Task -> Every record that follows should be copied exactly. No picture belongs in the copy.

BEGIN Given entries

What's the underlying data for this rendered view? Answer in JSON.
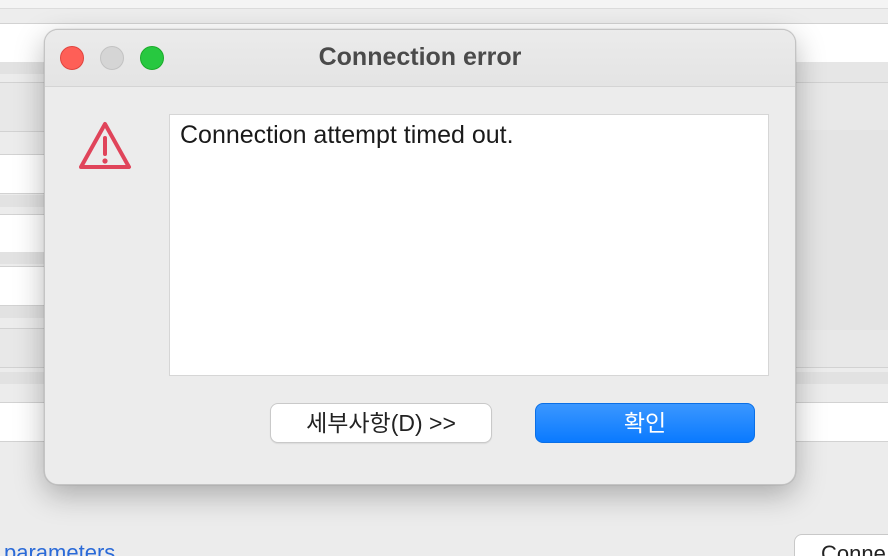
{
  "dialog": {
    "title": "Connection error",
    "message": "Connection attempt timed out.",
    "details_button_label": "세부사항(D) >>",
    "ok_button_label": "확인",
    "icon": "warning-triangle-icon"
  },
  "background_window": {
    "link_text": "parameters",
    "connect_button_label": "Conne"
  },
  "colors": {
    "accent": "#0a7aff",
    "warning": "#e0445a",
    "close": "#fe5f57",
    "zoom": "#27c840"
  }
}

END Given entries

Result of the exercise ->
What's the underlying data for this rendered view? Answer in JSON.
{
  "dialog": {
    "title": "Connection error",
    "message": "Connection attempt timed out.",
    "details_button_label": "세부사항(D) >>",
    "ok_button_label": "확인",
    "icon": "warning-triangle-icon"
  },
  "background_window": {
    "link_text": "parameters",
    "connect_button_label": "Conne"
  },
  "colors": {
    "accent": "#0a7aff",
    "warning": "#e0445a",
    "close": "#fe5f57",
    "zoom": "#27c840"
  }
}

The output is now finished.